Tyler Cowen, an American economist, has examined technological progress as the main driver of economic growth and identified the increasing scarcity of true innovation as the main cause of ‘the Great Stagnation,’ the slowing of economic growth in developed countries since the early ’70s. He claims that we have picked the ‘low-hanging apples’ of the industrial revolution, and the catch-up growth of developing countries will slow soon enough as well, once they’ve picked all those low-hanging apples such as universal education, mass transportation, and gender equality. Cowen argues that we may have to get used to a prolonged period of slow growth; a time when the cake is simply not growing as much as it did in the past. That fundamental insight explains a lot about what’s been happening in Western societies over the last generation, including increasing conflict over the distribution of income. God only knows what will happen to our societies once people realize that the future may be rather poorer than the past trajectory of our civilization would lead us to expect. In fact, we’re probably seeing the effects of this shift already—identity politics may simply be a manifestation of increasingly aggressive conflict over resource distribution.
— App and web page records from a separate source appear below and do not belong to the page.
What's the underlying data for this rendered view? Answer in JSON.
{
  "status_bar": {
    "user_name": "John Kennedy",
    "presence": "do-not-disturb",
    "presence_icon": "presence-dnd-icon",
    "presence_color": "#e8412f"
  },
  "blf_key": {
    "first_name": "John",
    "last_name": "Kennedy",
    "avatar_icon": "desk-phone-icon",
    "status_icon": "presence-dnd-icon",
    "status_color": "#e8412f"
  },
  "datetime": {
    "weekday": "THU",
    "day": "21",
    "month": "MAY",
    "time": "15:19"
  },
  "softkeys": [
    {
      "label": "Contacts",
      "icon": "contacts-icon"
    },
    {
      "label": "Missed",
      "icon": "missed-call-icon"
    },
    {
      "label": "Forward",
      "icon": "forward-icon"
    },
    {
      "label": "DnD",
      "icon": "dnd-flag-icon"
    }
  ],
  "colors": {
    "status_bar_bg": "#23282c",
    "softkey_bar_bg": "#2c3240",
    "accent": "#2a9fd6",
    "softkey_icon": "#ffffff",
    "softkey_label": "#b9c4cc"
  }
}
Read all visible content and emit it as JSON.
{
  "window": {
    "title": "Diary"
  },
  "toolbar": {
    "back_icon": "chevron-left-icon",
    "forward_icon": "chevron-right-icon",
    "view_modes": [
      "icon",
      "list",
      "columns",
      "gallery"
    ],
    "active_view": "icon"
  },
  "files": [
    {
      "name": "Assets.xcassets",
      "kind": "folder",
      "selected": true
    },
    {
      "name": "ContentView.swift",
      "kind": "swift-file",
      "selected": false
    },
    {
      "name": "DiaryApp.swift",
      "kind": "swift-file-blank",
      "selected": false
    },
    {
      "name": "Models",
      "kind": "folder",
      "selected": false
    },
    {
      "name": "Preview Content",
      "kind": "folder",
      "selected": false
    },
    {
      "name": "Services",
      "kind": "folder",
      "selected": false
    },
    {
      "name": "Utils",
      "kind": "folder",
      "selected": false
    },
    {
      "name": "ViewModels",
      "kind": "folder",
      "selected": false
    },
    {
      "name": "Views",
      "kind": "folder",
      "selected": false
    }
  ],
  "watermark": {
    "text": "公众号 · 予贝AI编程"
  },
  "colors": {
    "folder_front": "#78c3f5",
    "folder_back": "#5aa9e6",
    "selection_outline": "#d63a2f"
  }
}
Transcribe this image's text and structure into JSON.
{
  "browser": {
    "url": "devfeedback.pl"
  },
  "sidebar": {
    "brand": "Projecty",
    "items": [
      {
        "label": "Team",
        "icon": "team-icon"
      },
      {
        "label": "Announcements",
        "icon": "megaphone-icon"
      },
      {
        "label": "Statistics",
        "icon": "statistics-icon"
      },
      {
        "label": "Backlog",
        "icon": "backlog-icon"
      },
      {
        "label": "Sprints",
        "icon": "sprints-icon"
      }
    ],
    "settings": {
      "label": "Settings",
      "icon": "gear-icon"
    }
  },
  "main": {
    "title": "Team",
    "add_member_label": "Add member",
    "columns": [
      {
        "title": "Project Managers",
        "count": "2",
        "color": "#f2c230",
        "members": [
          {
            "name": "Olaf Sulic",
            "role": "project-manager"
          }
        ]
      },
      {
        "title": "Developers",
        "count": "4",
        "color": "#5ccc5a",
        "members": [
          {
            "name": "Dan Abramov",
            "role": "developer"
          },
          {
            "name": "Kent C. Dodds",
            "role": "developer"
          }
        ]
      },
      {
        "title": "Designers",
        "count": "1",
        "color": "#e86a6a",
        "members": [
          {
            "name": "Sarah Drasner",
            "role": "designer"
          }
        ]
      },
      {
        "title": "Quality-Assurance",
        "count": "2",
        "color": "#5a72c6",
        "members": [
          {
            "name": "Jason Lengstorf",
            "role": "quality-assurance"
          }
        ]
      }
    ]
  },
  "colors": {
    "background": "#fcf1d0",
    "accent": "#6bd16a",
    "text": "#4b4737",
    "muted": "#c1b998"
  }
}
The societal factors affecting the research enterprise are becoming ever more damaging at the worst possible time, at a time when we have to reach higher and higher to pluck those apples still remaining on Tyler Cowen’s Tree of Technology. We need more, not less research and development, because our societies have become so complex, so brittle, and increasingly unlikely to be able to weather sudden changes in their conditions. Collapse is becoming more and more likely, as Tim Homer-Dixon has documented in The Upside of Down. Whatever it is: global warming, a pandemic, nuclear war, a computer virus or the next global financial crisis—we need less regulation, not more, and less complex, decentralized systems to weather the coming storm. We also need less discrimination—not more. We need more free speech, not activists and activist media telling us what is an acceptable point of view, and what’s sexist, racist, transphobic, imperialist, misogynistic, fatphobic, ableist, or whatever the latest linguistic abomination may be.

At the very worst possible time in the existence of this civilization, at a time when we’re running out of low-hanging apples to pick, we’re drowning ourselves in red tape and a new authoritarian orthodoxy. That’s very bad news, not just for the research enterprise, but for all of humanity.

recentScience / Tech

Hans Peter Dietz

Hans Peter Dietz is Professor of Obstetrics and Gynaecology at the University of Sydney, Australia.